A new study has claimed that scientists have identified a new insect repellent that is three times more potent than DEET, which is currently the most common type of repellent in use.
In laboratory tests, the new compounds protected human volunteers from mosquitoes two to three times longer than DEET, (n,n-diethyl-m-toluamide), which has served as the gold standard of repellents for more than 50 years.
While DEET repellents offer broad-based protection from a variety of insects, mosquitoes continue to spread diseases such as malaria and some mosquitoes can bite through an application of DEET, the paper said.
"It would be good to have more effective repellents that protect against a greater number of insect species," said Ulrich Bernier, a research chemist with the Mosquito and Fly Research Unit of the US Department of Agriculture (USDA) who worked on the project.
Back in the 1940s, it took USDA scientists a decade to screen 40,000 chemical compounds in a search for new and more effective insect repellents.

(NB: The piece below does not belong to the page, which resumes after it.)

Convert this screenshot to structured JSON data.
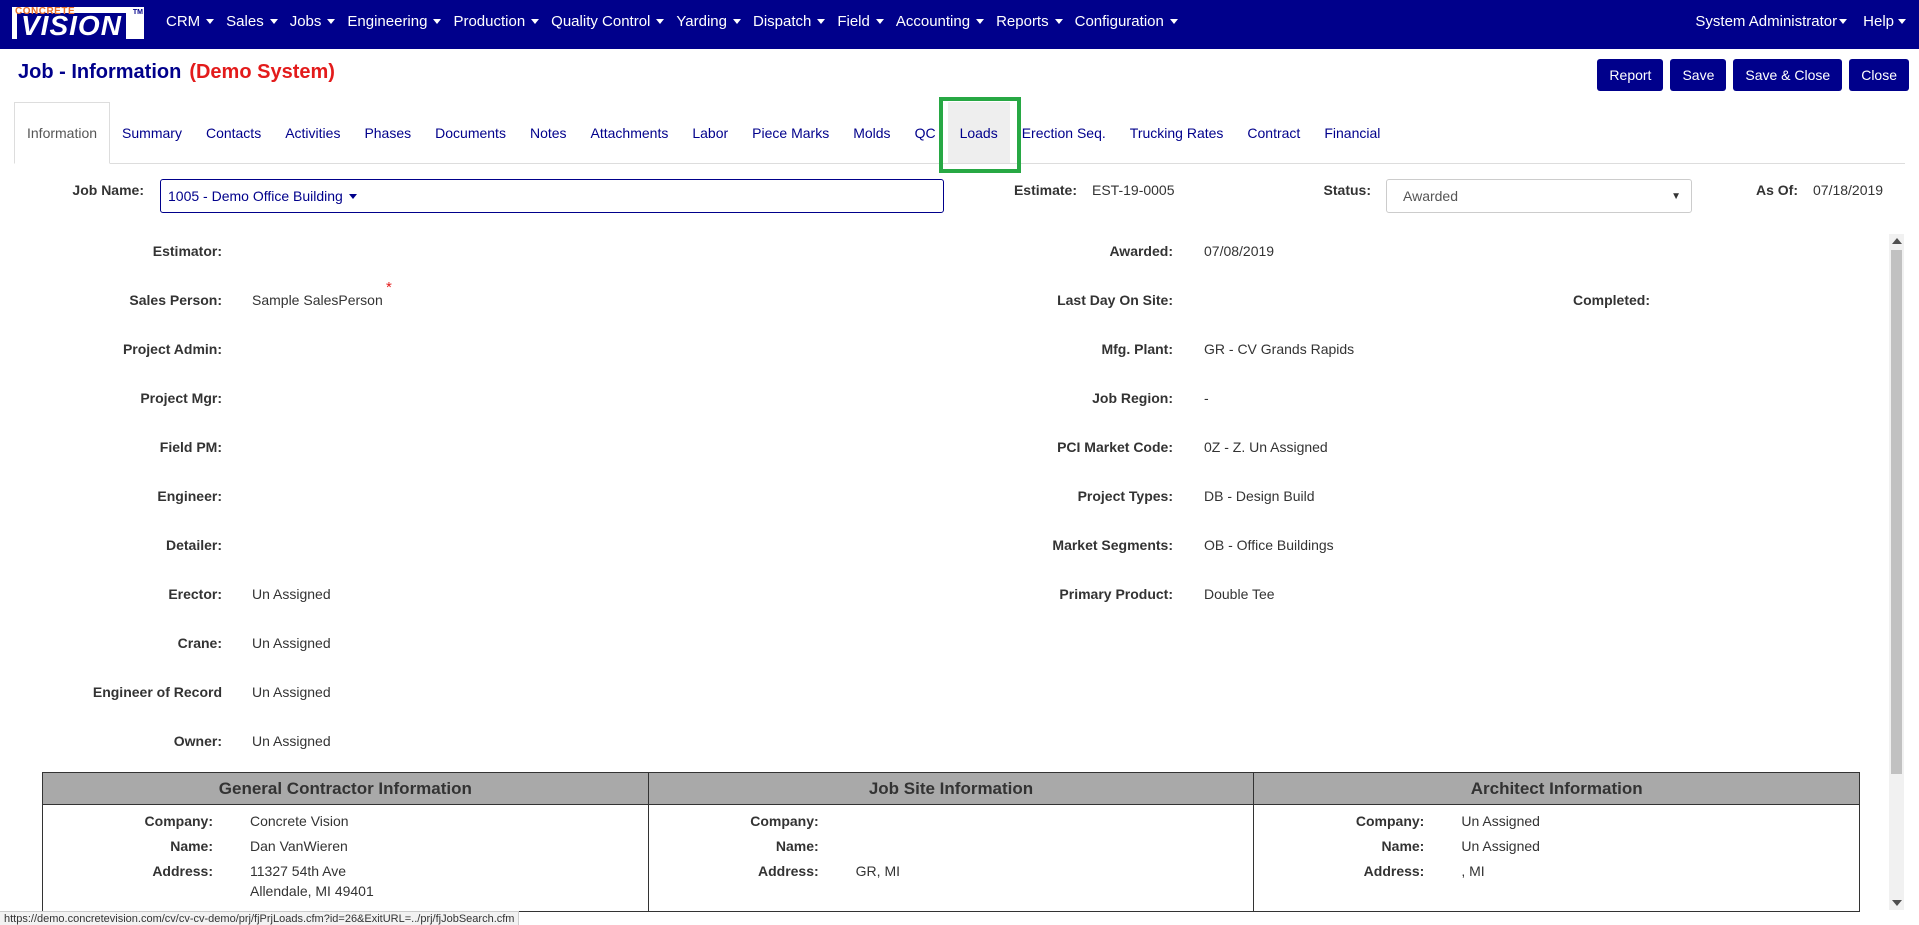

That quest ultimately led them to DEET.
This time around, USDA investigators were able to screen thousands of potential compounds in a matter of just months using a drug discovery computer program that uses information about chemical structures and insect receptors to predict repellents' effectiveness against mosquitoes.
The program allowed the scientists to winnow a field of 2,000 compounds down to just 34, which they then tested on human volunteers in the laboratory. The volunteers were exposed to mosquitoes.
While DEET repelled the insects for 17.5 days, some of the new compounds lasted up to 73 days.
The researchers plan to continue testing on seven of the most promising compounds in their quest to identify the next generation DEET and will be looking to see how effective they are against a range of insect species.
The paper appears in the Proceedings of the National Academy of Sciences.